Emotionally, a woman can go through quite a bit more than a man. She has her everyday temper flair-ups, nervousness, contentment, and laughter, but there are also the emotional beatings she takes from her fellow drivers. Men are just like kids on a playground. They can help you or hinder you with just a few words. There is constant bullying (“you should be at home making babies”), the catcalls, and general nastiness. Emotionally, a woman is much stronger than a man, though the ego prevents a man from admitting it. But she can only take so much before she, too, begins to break down. She won’t show her temper the way a man does. She is more coy and tactful about things. She doesn’t just spew the first thing that comes into her head, but chooses her words carefully to inflict the most pain. Then, we have a problem. Instead of backing her up, her supporters begin to change sides and before long, she is the social outcast of the hour, which then leads to more loneliness and anger. It’s a vicious cycle that can add years to her face and stress levels go way up.
A woman must also have general knowledge of computers. Most companies have satellite-linked QualComms in the trucks now, for easier dispatch and communication with the driver. It helps to free up the phone lines, which is a blessing for larger companies with several hundred drivers.
She should have a basic understanding of mechanics as well. There will be times when there are no men around to help fix a mud-flap change a headlight, and she will have to do it herself. Nothing is worse than being stuck at a weigh station because you have a headlight out and DOT won’t let you go until it’s been changed. A variety of spare parts and a well-stocked toolkit are always a good idea, too.
A woman has to take care of herself, her mind and body together, or she won’t make it out there on the road. Anybody can sit behind the wheel and drive, but it takes a special breed to really understand the job at hand. If a woman can’t handle the pressure, she should be driving team or not on the road at all.

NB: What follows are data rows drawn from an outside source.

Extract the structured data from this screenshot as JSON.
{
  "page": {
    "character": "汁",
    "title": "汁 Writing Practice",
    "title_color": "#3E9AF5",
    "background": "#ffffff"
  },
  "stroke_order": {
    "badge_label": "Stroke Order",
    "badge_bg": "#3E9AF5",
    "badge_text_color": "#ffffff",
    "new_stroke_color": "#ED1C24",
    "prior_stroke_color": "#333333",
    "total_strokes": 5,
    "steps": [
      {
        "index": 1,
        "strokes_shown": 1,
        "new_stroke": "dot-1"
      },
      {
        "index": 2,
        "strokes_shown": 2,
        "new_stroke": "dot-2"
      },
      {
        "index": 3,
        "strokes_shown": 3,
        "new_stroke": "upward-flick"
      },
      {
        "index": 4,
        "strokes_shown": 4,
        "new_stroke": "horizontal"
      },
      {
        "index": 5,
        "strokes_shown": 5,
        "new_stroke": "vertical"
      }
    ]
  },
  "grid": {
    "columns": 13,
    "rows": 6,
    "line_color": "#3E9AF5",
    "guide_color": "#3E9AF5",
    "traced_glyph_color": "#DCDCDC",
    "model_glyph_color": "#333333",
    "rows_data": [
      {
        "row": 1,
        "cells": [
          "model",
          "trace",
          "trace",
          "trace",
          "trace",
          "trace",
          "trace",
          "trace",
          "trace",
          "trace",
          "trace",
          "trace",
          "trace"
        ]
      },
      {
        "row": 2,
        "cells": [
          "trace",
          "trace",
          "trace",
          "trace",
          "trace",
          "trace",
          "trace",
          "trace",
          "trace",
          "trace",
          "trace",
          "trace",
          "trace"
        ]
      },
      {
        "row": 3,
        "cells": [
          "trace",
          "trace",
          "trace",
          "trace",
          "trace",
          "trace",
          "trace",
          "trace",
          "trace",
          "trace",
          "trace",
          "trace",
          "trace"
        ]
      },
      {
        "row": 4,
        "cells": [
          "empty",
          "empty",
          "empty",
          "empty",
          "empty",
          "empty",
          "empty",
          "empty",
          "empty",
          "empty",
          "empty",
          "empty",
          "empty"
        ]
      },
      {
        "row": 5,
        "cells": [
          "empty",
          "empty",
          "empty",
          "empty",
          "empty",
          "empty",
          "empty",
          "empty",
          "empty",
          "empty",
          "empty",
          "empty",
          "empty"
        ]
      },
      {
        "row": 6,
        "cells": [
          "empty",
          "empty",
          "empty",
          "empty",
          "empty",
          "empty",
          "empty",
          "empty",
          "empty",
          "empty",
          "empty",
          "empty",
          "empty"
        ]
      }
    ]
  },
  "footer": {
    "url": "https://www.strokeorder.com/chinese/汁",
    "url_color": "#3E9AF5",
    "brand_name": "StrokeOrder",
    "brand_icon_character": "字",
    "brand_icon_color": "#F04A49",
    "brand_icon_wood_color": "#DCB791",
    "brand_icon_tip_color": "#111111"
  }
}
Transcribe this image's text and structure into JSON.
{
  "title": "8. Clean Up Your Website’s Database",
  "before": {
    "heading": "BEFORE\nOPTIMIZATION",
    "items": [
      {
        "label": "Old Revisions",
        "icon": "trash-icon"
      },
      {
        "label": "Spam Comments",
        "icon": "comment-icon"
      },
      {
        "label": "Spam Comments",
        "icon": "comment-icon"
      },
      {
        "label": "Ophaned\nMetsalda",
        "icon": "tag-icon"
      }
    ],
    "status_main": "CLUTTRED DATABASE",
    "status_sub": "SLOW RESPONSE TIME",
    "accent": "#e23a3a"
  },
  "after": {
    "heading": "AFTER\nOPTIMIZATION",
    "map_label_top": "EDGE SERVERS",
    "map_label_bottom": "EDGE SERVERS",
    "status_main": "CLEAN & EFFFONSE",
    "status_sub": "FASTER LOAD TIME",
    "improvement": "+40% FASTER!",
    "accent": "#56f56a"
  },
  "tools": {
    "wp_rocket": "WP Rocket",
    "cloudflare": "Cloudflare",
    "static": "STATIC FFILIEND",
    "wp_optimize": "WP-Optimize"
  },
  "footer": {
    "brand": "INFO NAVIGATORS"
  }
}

If you are a woman and are interested in truck driving, talk to a few women who also drive. They can tell you first hand what it’s really like and help you make an informed decision. Also, you can stop by any truck stop and pick up a copy of Women And Teams In Trucking magazine from the free stand near the driver’s entrance. You can find these stands at any T/A, Pilot, Petro, Flying J, or Bossleman’s truck stop, or sometimes at the local rest area or truck stop.